The Loudoun County Board of Supervisors signaled its intention Tuesday to hold a $5 million bond referendum on March 12 that would allow the county government to purchase several hundred acres of "sensitive natural areas" in the county.

At least four sites have been identified tentatively as candidates for purchase and preservation, though portions of them would be open to the public for limited recreational uses such as hiking, say county officials and members of a citizens committee that proposed the bond issue. Two potential sites are in eastern Loudoun and two are in northwestern Loudoun.

The properties are considered to be important wildlife habitats, and in some cases they include plants uncommon in Virginia, according to members of the Open Space Advisory Committee.

Some county board members and others have questioned the plan at a time when the county is facing extreme budget problems. The total interest on the bonds could exceed $4 million during 20 years. At least one supervisor has suggested that the board develop a comprehensive policy on county government purchase and preservation of open space.

The county faces a potential revenue shortfall in the next fiscal year of as much as $30 million, though the supervisors and County Administrator Philip A. Bolen have begun to take steps to reduce that figure.

The concept of buying open space land, or purchasing guarantees that certain lands remain undisturbed, is supported by the draft of the county's General Plan, which is under review.

All 23 speakers at Tuesday's public hearing supported the March bond referendum, in which the voters would decide if open space lands could be preserved through use of county bond funds.

Scenic views and substantial unspoiled areas are "what make Loudoun great," Piedmont Environmental Council representative Howard Armfield said at the public hearing. The bond funding mechanism "is very necessary to meet the changing needs of Loudoun County," resident Charles Jones said.

On a vote of 6 to 0, with Supervisors James F. Brownell (R-Blue Ridge) and Steve W. Stockman (R-Broad Run) absent, the board indicated its intent to approve the referendum question at its next meeting on Tuesday, after the county attorney's review of wording changes.

Also this week, the supervisors and School Board members met with state Sen. Charles L. Waddell (D-Loudoun) and state Dels.

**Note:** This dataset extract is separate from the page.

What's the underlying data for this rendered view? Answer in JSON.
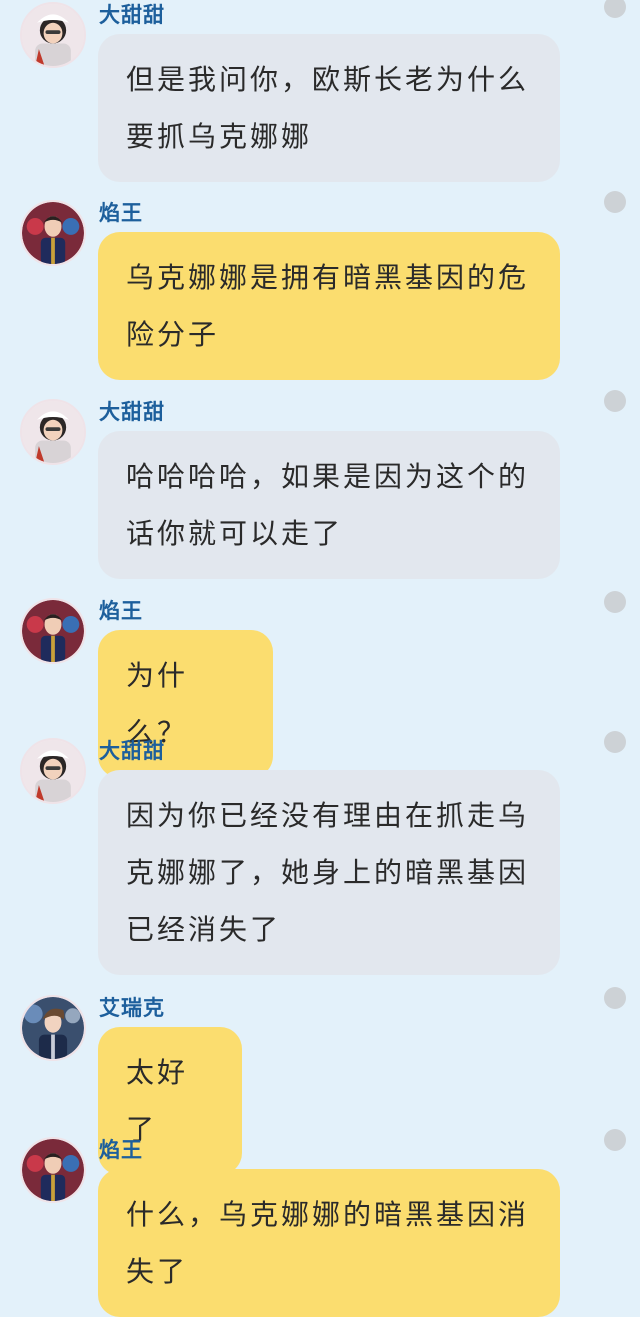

Linda M. Rollins (R-Loudoun) and Robert T. Andrews (R-Fairfax/Loudoun) to discuss priorities for state legislation at this winter's General Assembly session. Money for the county school system and stronger local powers to make development pay its way are among the chief concerns of the Board of Supervisors.

Heading the Loudoun board's 1991 package of legislative requests is a provision that would guarantee that the county public schools receive at least as much state aid in the next two budget years as they are now getting.

Under a complicated formula designed to help relatively poor jurisdictions, some localities judged to be relatively wealthy, including Loudoun, have lost some of the state aid they had expected.

In addition, a state commission is studying a proposal that would accelerate that shift of funds to the neediest communities in an effort to boost their quality of instruction. State budget cuts imposed by Gov. L. Douglas Wilder will add to the intense struggle for education funding in the coming months.

The Board of Supervisors has made it clear to the county School Board that the supervisors won't be able to make up huge state aid cuts.

On Tuesday, Waddell reminded Loudoun officials that they face an uphill battle in getting significantly more money out of Richmond in 1991. "We don't have the votes" to make major changes in education funding formulas that will benefit Northern Virginia, he said.

Several land-use provisions are on the supervisors' "wish list." One would broaden the county's authority to impose transportation impact fees on developers to formalize their contributions to the local road system, to the extent that they are not provided under the voluntary proffer system.

In addition, Loudoun officials say they would like the authority to set up a system under which development rights in one area could be transferred to a nearby area in the county, plus a law that would require that public facilities be in place before some development can proceed.